Known as the Queen of the Leica, Isle Bing is one of the most influential German modernist photographers of the 20th century. Bing was born to an upper middle class Jewish family in Frankfurt-Am-Main, Germany in 1899. She enrolled in to the University of Frankfurt in 1920 to study mathematics and physics, but changed to the History of Art, and in 1924 began her doctorate exploring Neo-Classical German architect Friedrich Gilly. To illustrate her thesis, Bing purchased her first camera, a Voigtlander in 1928 and taught herself photography. The following year, she purchased the lightweight Leica and in 1929, Bing began photographing for Das Illustriete Blatt and continued to produce stories for the magazine until 1931.
In the late 1920s, Bing was introduced to the German avant garde and members of the Bauhaus School of design by Mart Stam, with whom she collaborated throughout her career. Inspired by Paris-based Swiss photographer Florence Henri, Bing moved to Paris. She continued to photograph on commission for German publications, but also took photographs that expressed her own artistic interest. In 1931, Bing exhibited her first show at La Pléiade and participated in the 26th Salon Internationale d'Art Photographique. New York-based writer Hendrik Willem van Loon was instrumental in Bing's career. He introduced her work to American clients, including American gallerist Julien Lévy. Lévy staged the first exhibition of Bing's photographs in America in a show called Modern European Photography: Twenty Photographers at his New York gallery in 1932. In 1936, she was given a solo exhibition at June Rhodes gallery.

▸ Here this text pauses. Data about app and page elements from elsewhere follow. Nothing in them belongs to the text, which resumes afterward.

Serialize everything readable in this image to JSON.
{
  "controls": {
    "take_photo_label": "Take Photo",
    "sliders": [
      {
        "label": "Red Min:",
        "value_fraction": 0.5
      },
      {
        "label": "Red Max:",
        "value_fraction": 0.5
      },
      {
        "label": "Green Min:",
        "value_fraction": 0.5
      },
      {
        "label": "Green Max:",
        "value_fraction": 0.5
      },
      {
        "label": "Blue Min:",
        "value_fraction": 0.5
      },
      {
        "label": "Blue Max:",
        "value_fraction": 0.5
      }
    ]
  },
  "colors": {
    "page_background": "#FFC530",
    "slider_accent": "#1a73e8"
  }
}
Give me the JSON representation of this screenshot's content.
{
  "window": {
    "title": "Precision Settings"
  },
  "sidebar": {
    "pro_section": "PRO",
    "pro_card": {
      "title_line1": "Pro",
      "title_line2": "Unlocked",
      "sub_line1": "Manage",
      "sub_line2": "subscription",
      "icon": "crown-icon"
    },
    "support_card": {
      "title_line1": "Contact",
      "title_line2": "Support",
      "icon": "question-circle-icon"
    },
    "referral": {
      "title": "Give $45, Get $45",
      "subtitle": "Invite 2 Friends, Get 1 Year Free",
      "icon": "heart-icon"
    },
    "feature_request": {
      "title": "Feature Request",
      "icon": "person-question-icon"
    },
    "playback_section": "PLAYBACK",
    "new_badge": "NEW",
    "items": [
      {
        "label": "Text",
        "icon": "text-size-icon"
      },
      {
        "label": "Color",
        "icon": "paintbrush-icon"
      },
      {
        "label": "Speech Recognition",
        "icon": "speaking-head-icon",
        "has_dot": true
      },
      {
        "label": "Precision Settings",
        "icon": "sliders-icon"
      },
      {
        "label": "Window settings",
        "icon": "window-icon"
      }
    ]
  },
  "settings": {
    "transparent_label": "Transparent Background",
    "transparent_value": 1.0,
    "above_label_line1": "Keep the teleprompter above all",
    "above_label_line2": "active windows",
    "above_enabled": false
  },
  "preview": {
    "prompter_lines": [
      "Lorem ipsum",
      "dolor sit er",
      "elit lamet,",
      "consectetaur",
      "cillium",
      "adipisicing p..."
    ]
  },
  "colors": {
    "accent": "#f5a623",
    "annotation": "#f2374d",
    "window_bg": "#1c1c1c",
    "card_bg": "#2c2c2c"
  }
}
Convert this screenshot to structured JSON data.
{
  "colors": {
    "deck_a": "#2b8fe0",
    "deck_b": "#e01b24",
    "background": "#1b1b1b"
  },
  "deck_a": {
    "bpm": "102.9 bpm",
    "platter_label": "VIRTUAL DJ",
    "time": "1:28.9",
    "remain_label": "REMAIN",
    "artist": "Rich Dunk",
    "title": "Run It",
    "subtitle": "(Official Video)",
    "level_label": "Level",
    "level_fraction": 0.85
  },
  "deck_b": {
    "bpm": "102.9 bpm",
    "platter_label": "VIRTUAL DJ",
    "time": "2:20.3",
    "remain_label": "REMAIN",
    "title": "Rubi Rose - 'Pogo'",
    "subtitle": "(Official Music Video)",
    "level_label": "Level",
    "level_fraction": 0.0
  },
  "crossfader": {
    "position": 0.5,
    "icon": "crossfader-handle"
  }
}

While in New York, Bing photographed in the city and Connecticut and met Alfred Stieglitz, the great proponent of American modern photography.
Throughout the 1930s, Bing was considered to be one of the most prominent European modern photographer. In 1937, Beaumont Newhall included Bing's photographs in MoMa's survey, 'Photographs 1839-1937.' Bing continued to photograph in Paris until the outbreak of the War, but her situation became increasingly dangerous and she spent six weeks in a camp in Southern France while she wanted for a visa to escape the county. With the help of Harper's Bazaar, Bing and her husband were granted American Visas and emigrated to the New York, where she continued to photograph until the late 1950s, when she left photography to pursue more abstract forms of artistic expression.
Since the late 1970s, Bing's photographs have maintained a canonical position in Modernist and feminist photographic history. Her work has been shown at a number of retrospectives including Ilse Bing: Three Decades of Photograph at the New Orleans Museum of Art in 1985 that toured to the International Center for Photograph in NY, Kunstverein, Frankfurt in 1987 and at the Musee Carnavalet in Paris. In 2004, The Victoria and Albert Museum also staged an exhibition of her photographs entitled, The Ilse Bing: Queen of the Leica.